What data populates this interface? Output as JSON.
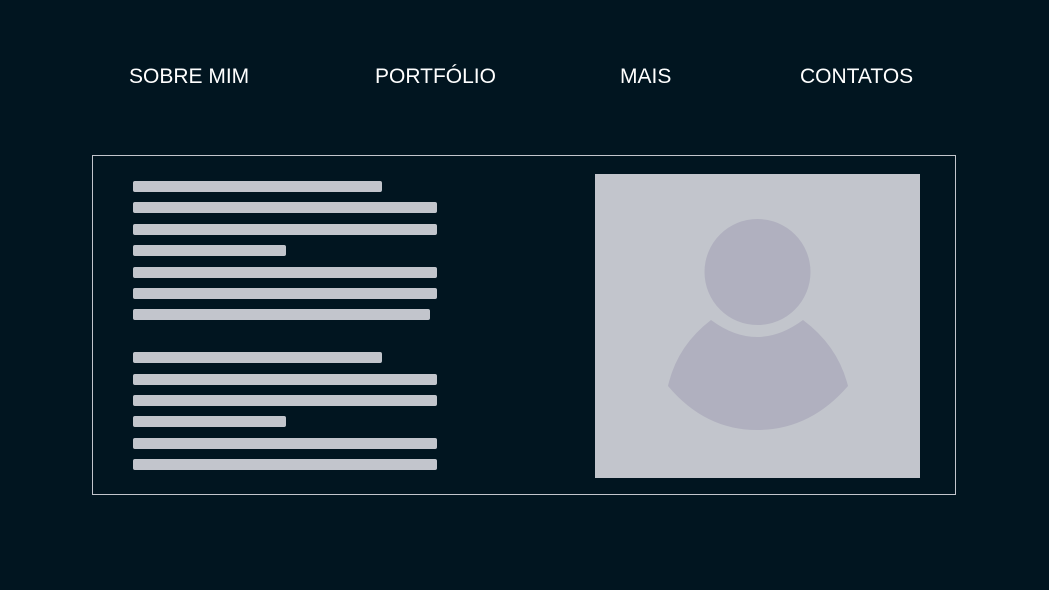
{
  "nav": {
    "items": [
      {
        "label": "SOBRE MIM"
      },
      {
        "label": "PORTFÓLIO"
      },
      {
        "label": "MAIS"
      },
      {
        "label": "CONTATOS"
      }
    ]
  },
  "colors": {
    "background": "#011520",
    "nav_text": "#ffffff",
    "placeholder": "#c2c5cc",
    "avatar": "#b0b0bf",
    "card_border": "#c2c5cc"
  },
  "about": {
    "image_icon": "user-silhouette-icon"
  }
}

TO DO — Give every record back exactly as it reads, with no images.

ANSWER TO THIS PROBLEM —
What data populates this interface? Output as JSON.
{
  "nav": {
    "items": [
      {
        "label": "SOBRE MIM"
      },
      {
        "label": "PORTFÓLIO"
      },
      {
        "label": "MAIS"
      },
      {
        "label": "CONTATOS"
      }
    ]
  },
  "colors": {
    "background": "#011520",
    "nav_text": "#ffffff",
    "placeholder": "#c2c5cc",
    "avatar": "#b0b0bf",
    "card_border": "#c2c5cc"
  },
  "about": {
    "image_icon": "user-silhouette-icon"
  }
}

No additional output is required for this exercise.